For a long time, we took care of each other at the end of life in the simple ways that humans need to be taken care of, in ways that our bodies crave; giving and receiving touch, offering nourishment, gentle comfort, soothing sounds and scents. For most of history, we didn't have access to the technological and medical interventions that we have today. Instead, we relied on instinct and intuition. And there was no right or wrong way to care for our people as they were transitioning. We did what came naturally. We trusted ourselves and we trusted each other. We leaned into our community and helped each other during life's most difficult moments and we knew the favor would be returned when our time came.
A century ago, all funerals in America were home funerals and most people died at home. We all knew how to help a dying person feel comfortable and we knew how to dress a body after death.
We never decided to stop taking care of the people we love, we just got talked out of it. With the rapid modernization of the funeral industry, we became convinced that death and dying were inherently dangerous. And as this industry capitalized on our fears, the modern approach to death and dying was born. We began outsourcing deathcare.
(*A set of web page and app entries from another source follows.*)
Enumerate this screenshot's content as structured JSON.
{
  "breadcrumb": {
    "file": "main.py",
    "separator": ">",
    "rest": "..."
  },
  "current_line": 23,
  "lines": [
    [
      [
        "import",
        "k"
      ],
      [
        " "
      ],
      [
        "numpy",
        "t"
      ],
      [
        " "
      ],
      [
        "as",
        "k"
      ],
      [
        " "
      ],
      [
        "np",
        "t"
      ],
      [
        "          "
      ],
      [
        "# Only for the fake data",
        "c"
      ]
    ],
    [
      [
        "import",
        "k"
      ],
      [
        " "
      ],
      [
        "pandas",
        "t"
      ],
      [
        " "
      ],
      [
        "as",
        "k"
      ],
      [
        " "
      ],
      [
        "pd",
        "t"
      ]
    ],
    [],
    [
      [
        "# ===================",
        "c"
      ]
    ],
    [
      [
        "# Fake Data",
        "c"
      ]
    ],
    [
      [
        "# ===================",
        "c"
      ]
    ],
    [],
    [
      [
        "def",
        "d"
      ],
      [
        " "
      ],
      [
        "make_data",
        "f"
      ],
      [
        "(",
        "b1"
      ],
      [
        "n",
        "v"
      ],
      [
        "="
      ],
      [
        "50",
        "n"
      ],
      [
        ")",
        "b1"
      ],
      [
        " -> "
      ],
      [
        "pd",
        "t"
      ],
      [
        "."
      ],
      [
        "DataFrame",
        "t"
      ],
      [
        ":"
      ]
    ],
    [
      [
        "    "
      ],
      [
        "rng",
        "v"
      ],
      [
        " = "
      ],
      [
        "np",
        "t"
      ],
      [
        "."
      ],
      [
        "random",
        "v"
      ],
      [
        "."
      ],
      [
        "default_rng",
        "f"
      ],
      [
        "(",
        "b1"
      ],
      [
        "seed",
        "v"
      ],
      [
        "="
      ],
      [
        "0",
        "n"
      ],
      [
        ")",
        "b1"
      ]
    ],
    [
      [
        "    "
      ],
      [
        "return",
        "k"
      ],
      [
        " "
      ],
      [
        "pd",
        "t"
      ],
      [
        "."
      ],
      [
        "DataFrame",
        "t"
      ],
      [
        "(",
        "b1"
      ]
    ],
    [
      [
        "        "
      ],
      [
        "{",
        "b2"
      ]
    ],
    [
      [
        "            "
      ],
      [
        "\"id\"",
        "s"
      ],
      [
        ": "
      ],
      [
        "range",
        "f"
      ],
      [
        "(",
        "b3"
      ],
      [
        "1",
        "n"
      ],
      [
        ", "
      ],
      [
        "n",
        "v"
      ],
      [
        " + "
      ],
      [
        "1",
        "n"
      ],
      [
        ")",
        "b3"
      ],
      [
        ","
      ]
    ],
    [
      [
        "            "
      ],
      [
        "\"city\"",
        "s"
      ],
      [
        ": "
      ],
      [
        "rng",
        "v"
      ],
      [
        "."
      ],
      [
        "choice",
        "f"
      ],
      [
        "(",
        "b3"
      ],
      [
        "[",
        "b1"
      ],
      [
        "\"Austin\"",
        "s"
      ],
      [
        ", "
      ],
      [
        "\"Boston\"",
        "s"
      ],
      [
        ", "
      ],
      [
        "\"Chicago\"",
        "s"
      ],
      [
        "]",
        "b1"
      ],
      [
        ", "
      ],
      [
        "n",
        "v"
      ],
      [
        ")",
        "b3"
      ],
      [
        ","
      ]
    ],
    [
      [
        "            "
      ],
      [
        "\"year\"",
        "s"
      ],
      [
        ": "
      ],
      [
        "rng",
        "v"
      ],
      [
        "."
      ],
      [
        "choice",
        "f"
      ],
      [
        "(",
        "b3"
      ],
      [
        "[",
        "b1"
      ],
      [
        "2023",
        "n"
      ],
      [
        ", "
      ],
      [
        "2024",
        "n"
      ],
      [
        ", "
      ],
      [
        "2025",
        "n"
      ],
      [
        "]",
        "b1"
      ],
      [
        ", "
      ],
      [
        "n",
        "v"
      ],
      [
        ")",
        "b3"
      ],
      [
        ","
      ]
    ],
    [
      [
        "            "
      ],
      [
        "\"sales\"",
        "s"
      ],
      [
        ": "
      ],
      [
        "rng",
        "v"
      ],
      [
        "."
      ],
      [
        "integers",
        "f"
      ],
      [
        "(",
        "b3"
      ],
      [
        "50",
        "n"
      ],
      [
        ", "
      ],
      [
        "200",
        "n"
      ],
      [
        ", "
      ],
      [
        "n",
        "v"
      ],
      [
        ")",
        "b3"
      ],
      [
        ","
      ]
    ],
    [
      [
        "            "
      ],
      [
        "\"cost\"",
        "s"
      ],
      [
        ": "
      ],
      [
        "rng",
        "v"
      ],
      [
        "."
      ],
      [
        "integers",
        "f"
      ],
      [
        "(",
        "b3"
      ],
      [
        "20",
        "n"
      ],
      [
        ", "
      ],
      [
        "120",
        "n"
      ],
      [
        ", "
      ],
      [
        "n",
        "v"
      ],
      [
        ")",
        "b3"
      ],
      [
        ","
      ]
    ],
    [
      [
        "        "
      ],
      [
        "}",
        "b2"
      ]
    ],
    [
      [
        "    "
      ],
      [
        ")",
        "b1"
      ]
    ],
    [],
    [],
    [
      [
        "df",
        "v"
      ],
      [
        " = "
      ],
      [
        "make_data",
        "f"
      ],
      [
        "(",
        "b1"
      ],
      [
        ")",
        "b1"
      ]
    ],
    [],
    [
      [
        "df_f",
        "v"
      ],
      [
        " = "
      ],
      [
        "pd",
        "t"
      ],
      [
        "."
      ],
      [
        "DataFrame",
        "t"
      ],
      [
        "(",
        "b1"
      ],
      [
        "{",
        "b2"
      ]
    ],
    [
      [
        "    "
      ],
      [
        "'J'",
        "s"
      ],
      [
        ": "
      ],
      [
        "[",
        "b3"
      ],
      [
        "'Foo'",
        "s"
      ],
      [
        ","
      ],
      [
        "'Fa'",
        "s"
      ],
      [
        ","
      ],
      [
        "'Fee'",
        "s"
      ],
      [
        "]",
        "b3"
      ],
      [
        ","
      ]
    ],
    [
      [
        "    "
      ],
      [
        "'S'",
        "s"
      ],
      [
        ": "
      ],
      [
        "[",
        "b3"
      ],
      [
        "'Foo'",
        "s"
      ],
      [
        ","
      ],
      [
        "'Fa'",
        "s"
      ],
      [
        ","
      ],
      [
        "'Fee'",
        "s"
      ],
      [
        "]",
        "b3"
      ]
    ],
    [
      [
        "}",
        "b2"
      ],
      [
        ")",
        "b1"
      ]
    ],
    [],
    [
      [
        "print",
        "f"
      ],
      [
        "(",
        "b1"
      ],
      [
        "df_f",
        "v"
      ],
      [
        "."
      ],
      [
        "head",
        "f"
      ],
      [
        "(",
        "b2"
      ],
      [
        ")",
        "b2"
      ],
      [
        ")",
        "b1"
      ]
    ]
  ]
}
Tending to your person as they died, and tending to their body after death, was not only an incredibly important act of love, but it was also a chance to process a lot of emotions. After death, they weren't immediately taken away. You combed their hair, moisturized their hands, you talked to them, you sang to them while holding your children, your brothers and sisters. You had time, privately or with your closest people, to do some of the most important emotional work of your life. You walked through the garden trimming greenery for their grave. It gave your grief somewhere to go.
And it didn't cost you much at all. Maybe you paid for meal that you set out for guests or for someone to help you prepare the body. Today, people easily spend thousands to sit awkwardly in folding chairs, wearing uncomfortable clothes, sipping bad coffee from styrofoam cups, looking at their loved one across the room for a few hours.
We'd like to help change that. So, as a community, where do we begin? The death-positive movement understands that dying is a natural part of the life cycle. We understand that death isn’t solely a medical event, but also a spiritual and social event. We want to reclaim these practices for ourselves. We believe community deathcare is in our bones and that by caring for each other at the end of life we heal ancient wounds.
Or join us for a Death Over Dinner potluck. They really are a blast every single time. Or, if you're ready for deep diving, try a Living Funeral guided meditation. You can find both on our Events page.
It could be that you're interested in taking the responsible next step of finalizing your Advance Care Plans because everyone should have them in order. Yes, everyone. It seems too soon, until it's too late.
If nothing else, follow us on social media to keep learning and growing with us. Thank you.
Services are private sessions we provide to families, individuals, businesses and organizations. Events include all of our public workshops, meditations, and dinners that are open to the public.